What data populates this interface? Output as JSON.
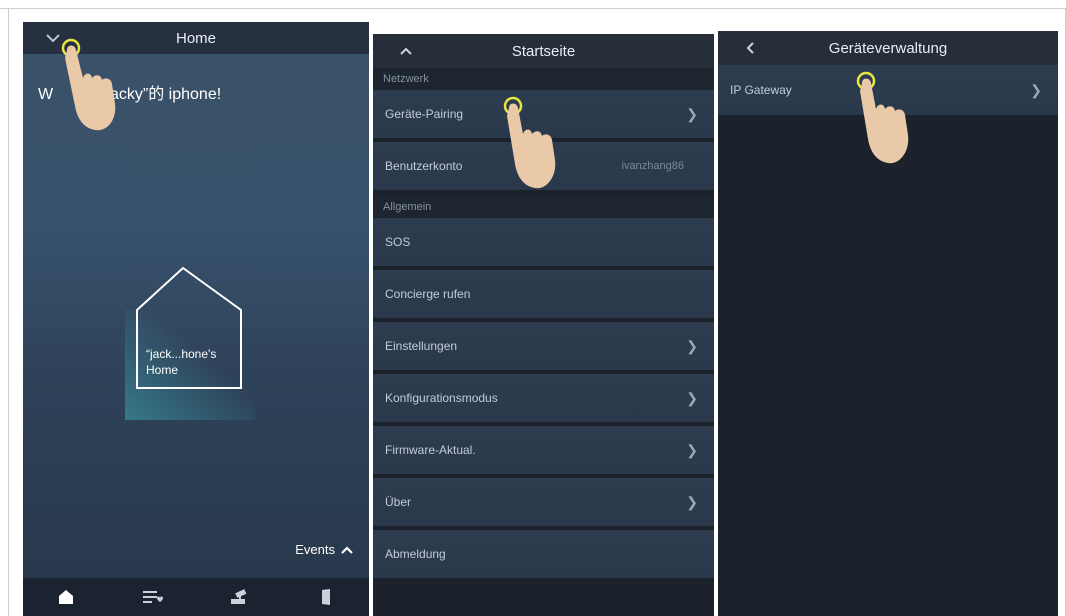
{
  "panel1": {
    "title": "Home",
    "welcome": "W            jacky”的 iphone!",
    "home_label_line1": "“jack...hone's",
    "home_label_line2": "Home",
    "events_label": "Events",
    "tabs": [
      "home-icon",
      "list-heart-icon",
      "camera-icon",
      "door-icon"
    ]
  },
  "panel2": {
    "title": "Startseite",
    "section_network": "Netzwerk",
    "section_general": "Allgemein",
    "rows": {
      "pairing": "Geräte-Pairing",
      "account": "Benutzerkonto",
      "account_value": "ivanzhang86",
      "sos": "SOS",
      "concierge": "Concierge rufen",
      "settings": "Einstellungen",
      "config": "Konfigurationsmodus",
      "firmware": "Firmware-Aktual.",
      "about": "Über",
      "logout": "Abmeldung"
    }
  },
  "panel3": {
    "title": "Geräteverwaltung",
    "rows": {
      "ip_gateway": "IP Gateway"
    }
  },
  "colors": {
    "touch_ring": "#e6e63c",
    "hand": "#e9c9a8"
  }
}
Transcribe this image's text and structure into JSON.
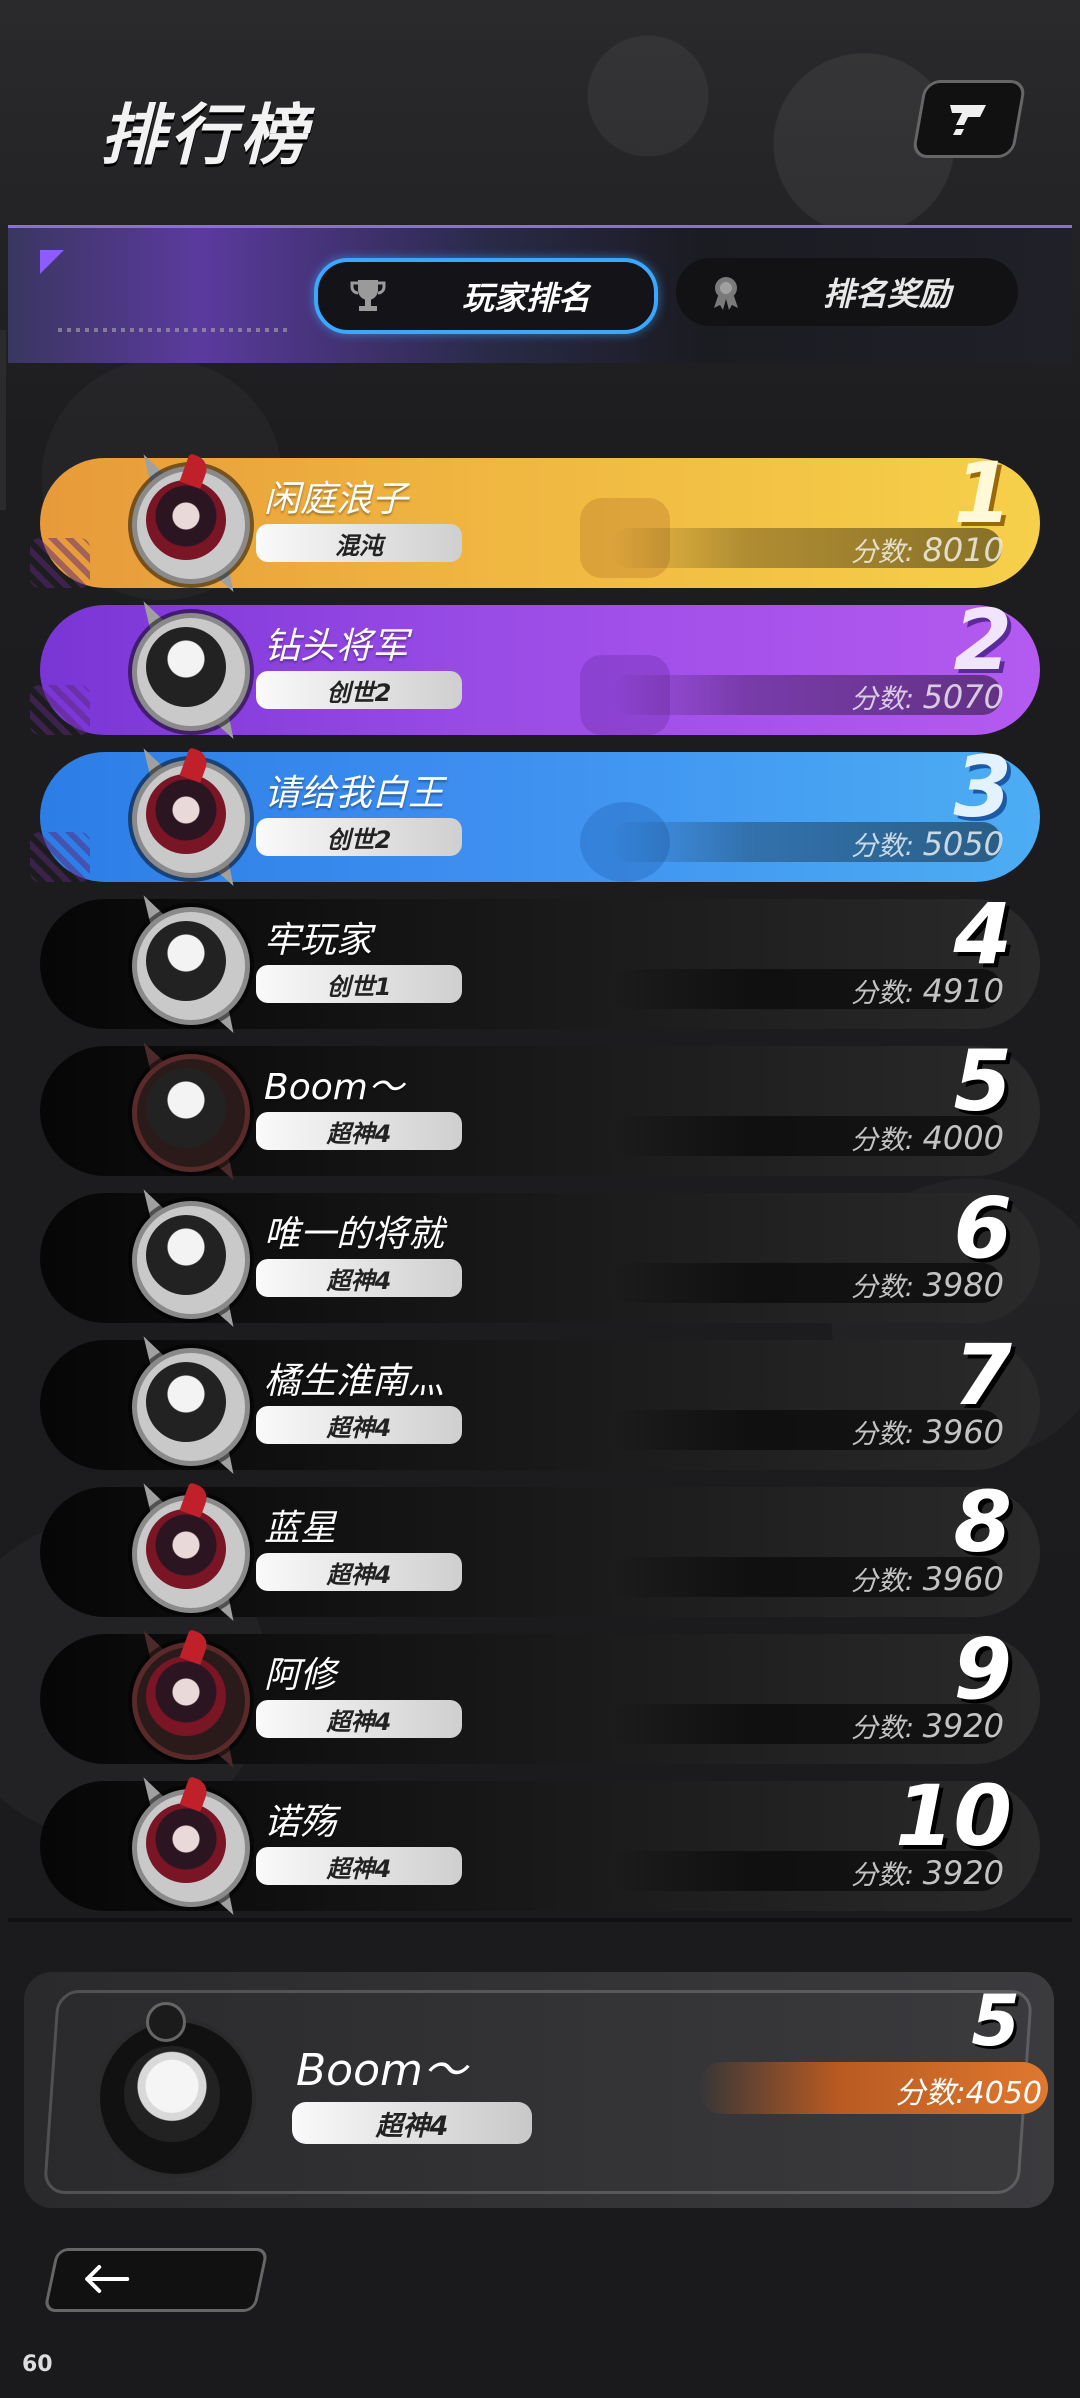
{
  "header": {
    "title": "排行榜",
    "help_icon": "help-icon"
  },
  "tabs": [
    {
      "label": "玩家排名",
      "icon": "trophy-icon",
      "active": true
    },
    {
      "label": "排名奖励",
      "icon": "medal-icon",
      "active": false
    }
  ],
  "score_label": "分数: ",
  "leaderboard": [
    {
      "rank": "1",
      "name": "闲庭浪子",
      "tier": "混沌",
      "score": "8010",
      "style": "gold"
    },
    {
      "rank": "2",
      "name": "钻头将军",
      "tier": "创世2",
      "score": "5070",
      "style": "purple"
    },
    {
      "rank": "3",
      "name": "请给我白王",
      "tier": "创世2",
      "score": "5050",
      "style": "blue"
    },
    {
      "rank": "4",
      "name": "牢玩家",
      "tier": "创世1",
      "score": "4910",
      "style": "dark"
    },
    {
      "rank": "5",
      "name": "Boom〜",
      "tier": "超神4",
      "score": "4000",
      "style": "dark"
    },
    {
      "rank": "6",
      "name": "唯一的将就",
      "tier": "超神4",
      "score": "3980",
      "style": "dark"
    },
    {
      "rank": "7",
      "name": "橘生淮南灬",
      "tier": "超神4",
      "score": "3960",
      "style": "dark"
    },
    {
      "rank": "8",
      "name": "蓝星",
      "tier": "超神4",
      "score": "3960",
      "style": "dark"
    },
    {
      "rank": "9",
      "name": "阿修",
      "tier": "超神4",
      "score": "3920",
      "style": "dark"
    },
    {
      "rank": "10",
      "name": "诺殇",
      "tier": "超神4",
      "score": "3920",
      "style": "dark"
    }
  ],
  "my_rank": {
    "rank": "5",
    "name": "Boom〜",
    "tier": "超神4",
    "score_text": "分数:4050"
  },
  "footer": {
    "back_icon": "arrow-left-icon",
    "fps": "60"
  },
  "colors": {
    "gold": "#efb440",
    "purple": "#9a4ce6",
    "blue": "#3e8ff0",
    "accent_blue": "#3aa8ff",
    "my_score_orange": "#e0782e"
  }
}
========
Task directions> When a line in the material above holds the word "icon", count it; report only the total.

Written solution> 8